So the heavy little engine stayed put.

Then a fearless little engine came along. “Please oh please, dear engine,” pleaded the company. “Won’t you please help us over the mountain?”

The little engine saw the desperation in the company’s eyes. She thought about all of the high-skilled candidates on the other side.

So she hitched herself to the company and said, “I think I can -I think I can-I think I can-I think I can-I think I can.” Pulling and tugging and puffing, she started to move.

  1. The little engine didn’t know where to start.

    So, she carefully observed the terrain around her and asked experienced engines to give her tips. She then found the path’s entrance in a flash.

  2. The steep road in front of her was overwhelming.

    So, she partnered with Marketing and Communications to make the climb more manageable. And on she went.

  3. The company’s CEO stood in the way, ordering her to turn back.

    So, she showed him how his bottom line would increase if she could get over the top. The CEO then stepped aside, and she moved ahead.

  4. The little engine needed more manpower on the next incline.

    So, she tapped the company’s strongest employees to push first, and this motivated others to follow. With so many people pushing the engine, she had the power to keep going.

  5. Companies with household names started passing the little engine.

    So, she switched to a narrower but shorter route. By targeting fewer but more relevant candidates, she could keep up and even surpass her bigger rivals.

  6. The company needed talent for a wide range of geographies.

    One route couldn’t do the job. So, the little engine mapped out several paths in order to reach the diverse groups on the other side. 

  7. The little engine wasn’t sure if she should keep going. 

    So, she paused along the way to get feedback from the employees. This delayed her temporarily, but with fewer wrong turns, she ultimately reached the top faster.

  8. Competitors on the same route were speeding past her. 

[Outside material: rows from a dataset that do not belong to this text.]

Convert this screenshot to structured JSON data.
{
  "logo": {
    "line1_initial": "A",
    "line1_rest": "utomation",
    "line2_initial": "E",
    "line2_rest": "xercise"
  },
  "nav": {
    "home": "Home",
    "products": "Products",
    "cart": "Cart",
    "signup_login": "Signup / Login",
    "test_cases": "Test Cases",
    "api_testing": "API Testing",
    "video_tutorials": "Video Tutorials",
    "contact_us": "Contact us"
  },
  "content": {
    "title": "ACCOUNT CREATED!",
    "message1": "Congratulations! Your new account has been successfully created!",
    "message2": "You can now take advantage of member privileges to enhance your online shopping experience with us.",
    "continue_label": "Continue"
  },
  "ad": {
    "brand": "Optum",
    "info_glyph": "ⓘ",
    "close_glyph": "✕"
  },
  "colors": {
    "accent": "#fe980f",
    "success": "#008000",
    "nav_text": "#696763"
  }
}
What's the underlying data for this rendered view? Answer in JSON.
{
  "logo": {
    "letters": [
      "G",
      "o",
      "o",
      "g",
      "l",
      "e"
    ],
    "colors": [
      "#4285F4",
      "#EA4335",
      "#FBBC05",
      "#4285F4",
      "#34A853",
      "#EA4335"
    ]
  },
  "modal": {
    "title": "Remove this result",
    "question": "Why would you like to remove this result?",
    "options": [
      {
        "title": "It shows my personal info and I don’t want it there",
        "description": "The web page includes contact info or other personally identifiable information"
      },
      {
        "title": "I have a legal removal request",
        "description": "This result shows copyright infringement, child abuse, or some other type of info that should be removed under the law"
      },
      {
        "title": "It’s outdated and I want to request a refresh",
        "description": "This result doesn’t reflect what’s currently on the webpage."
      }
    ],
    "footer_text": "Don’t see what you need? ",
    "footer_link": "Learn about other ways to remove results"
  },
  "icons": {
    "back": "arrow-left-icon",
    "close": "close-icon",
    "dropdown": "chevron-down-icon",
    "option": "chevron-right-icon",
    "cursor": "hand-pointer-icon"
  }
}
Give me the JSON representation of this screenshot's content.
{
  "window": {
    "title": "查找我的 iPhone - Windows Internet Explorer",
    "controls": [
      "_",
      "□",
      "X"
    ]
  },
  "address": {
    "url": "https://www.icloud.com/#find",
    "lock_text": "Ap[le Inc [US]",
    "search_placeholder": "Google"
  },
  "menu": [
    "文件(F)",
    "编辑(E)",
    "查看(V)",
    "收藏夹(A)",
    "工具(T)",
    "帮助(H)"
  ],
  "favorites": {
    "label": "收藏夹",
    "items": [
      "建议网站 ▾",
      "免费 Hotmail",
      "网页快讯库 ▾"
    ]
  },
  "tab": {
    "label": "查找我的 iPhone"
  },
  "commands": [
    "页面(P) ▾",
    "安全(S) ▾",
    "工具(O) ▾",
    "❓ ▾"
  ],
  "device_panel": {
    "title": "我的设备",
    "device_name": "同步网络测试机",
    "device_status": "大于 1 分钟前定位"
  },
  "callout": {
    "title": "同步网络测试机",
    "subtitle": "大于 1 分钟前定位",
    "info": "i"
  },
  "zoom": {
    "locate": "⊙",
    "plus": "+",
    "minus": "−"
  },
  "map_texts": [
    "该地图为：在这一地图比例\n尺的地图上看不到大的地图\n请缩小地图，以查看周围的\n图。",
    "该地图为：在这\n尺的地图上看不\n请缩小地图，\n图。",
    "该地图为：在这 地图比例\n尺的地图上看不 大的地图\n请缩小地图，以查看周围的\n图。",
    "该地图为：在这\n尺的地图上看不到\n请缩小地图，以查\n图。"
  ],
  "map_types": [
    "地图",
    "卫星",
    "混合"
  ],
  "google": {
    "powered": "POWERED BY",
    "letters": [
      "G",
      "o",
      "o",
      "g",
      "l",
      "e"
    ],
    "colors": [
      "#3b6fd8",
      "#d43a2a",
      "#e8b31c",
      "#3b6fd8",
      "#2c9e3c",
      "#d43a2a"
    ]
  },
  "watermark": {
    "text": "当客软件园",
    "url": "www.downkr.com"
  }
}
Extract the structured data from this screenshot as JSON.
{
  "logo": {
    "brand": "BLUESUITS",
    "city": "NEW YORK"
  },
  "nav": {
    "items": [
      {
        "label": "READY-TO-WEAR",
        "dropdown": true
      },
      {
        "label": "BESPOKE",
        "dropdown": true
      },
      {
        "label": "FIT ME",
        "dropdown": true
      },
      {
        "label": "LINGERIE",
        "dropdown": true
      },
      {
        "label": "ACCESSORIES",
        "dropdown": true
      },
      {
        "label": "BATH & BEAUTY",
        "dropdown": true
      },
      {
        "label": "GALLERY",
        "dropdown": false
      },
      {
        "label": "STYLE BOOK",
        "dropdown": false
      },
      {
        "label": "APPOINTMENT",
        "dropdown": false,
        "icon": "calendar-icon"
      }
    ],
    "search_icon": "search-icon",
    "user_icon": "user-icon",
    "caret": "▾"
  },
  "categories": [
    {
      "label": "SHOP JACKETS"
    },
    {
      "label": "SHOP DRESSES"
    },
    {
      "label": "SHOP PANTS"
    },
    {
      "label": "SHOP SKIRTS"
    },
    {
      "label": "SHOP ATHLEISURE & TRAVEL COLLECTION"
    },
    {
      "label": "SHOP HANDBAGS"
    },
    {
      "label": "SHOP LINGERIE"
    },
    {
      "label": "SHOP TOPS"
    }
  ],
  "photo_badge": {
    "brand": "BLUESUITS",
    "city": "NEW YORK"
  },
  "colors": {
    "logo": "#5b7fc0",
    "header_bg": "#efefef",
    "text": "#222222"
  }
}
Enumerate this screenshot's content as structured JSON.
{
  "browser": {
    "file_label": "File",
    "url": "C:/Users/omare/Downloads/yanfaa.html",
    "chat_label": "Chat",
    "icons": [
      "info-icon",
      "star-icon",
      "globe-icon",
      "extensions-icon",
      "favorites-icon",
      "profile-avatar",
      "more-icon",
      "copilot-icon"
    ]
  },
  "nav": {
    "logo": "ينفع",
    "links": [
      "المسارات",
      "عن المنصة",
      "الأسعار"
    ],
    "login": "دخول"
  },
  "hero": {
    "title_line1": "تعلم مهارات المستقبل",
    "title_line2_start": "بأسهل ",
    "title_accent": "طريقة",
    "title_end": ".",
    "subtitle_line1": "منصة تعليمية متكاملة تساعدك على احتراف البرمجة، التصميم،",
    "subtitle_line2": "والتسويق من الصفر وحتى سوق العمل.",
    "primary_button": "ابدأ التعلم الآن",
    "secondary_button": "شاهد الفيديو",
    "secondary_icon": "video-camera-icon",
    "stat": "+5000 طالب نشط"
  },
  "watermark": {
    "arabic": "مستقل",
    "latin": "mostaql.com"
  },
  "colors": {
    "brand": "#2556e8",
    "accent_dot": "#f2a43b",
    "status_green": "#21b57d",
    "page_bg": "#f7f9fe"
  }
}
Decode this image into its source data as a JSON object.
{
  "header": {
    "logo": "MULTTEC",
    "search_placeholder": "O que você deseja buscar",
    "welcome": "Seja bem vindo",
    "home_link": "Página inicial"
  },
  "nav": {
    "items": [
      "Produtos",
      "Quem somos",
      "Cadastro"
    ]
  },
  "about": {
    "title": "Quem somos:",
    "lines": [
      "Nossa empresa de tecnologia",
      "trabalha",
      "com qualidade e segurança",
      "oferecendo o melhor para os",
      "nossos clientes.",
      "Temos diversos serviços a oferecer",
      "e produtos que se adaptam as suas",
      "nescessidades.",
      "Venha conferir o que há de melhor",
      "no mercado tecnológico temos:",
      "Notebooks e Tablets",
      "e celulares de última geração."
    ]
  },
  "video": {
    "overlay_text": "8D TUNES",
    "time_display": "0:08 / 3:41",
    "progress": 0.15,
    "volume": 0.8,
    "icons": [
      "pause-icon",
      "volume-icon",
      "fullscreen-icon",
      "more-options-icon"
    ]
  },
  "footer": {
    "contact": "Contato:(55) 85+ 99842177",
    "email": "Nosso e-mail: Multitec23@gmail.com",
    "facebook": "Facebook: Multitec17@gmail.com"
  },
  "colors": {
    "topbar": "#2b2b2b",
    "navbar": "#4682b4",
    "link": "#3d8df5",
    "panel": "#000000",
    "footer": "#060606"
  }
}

    So, the little engine went back to her employees and listened to them more carefully. The additional insights revealed a new path that was shorter than the previous one.

  9. The little engine didn’t know where the top was.

    So, she took note of the landmarks along the route and made sure she passed them. She was flexible though: when she had to switch tracks, she identified different landmarks to measure her progress.

At last she reached the top!

“Hurray, hurray!” the company cheered, “Now we can reach all those great candidates!”

Down in the valley, the people were working hard with their heads down, oblivious to the engine approaching.

As the engine reached the base, the company turned to her and said, “This is just the beginning, my friend. See those mountains in front of us? They don’t ever end.”

What’s the moral of the story?

  • If roadblocks push you down on your employer-branding journey, get up and try again. There is always a way around them.
  • If you never try in the first place, you will have no chance of reaching the talent you need.

To learn more about overcoming obstacles in the employer branding process, download our Employer Brand Playbook.

* image by Charlie Stinchcomb